Exercise description |
Go through the data underneath and copy every line exactly.

┌─ Exercise material

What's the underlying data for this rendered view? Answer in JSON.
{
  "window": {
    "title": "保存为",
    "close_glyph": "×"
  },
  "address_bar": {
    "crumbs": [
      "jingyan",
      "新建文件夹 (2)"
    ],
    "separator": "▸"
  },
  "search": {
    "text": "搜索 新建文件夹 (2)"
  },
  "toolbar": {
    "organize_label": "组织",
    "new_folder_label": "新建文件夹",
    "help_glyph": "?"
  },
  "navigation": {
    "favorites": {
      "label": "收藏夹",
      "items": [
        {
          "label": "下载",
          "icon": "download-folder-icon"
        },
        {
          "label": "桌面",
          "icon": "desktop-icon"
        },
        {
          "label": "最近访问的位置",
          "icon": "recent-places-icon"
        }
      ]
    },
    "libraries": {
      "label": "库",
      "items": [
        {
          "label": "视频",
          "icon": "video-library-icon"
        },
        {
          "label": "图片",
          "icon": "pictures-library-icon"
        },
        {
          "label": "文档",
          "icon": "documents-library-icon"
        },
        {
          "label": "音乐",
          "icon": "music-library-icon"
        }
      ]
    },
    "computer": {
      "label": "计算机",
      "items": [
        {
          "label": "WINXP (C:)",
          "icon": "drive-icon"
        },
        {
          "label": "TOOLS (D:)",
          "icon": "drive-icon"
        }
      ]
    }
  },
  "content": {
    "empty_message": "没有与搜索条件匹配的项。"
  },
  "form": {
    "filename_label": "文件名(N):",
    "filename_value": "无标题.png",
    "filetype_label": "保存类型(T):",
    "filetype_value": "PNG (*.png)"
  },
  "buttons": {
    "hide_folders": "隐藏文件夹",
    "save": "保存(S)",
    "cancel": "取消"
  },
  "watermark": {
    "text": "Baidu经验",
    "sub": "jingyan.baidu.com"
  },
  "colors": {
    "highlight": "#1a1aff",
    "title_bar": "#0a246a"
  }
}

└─

Task result |
What's the underlying data for this rendered view? Answer in JSON.
{
  "window": {
    "title": "保存为",
    "close_glyph": "×"
  },
  "address_bar": {
    "crumbs": [
      "jingyan",
      "新建文件夹 (2)"
    ],
    "separator": "▸"
  },
  "search": {
    "text": "搜索 新建文件夹 (2)"
  },
  "toolbar": {
    "organize_label": "组织",
    "new_folder_label": "新建文件夹",
    "help_glyph": "?"
  },
  "navigation": {
    "favorites": {
      "label": "收藏夹",
      "items": [
        {
          "label": "下载",
          "icon": "download-folder-icon"
        },
        {
          "label": "桌面",
          "icon": "desktop-icon"
        },
        {
          "label": "最近访问的位置",
          "icon": "recent-places-icon"
        }
      ]
    },
    "libraries": {
      "label": "库",
      "items": [
        {
          "label": "视频",
          "icon": "video-library-icon"
        },
        {
          "label": "图片",
          "icon": "pictures-library-icon"
        },
        {
          "label": "文档",
          "icon": "documents-library-icon"
        },
        {
          "label": "音乐",
          "icon": "music-library-icon"
        }
      ]
    },
    "computer": {
      "label": "计算机",
      "items": [
        {
          "label": "WINXP (C:)",
          "icon": "drive-icon"
        },
        {
          "label": "TOOLS (D:)",
          "icon": "drive-icon"
        }
      ]
    }
  },
  "content": {
    "empty_message": "没有与搜索条件匹配的项。"
  },
  "form": {
    "filename_label": "文件名(N):",
    "filename_value": "无标题.png",
    "filetype_label": "保存类型(T):",
    "filetype_value": "PNG (*.png)"
  },
  "buttons": {
    "hide_folders": "隐藏文件夹",
    "save": "保存(S)",
    "cancel": "取消"
  },
  "watermark": {
    "text": "Baidu经验",
    "sub": "jingyan.baidu.com"
  },
  "colors": {
    "highlight": "#1a1aff",
    "title_bar": "#0a246a"
  }
}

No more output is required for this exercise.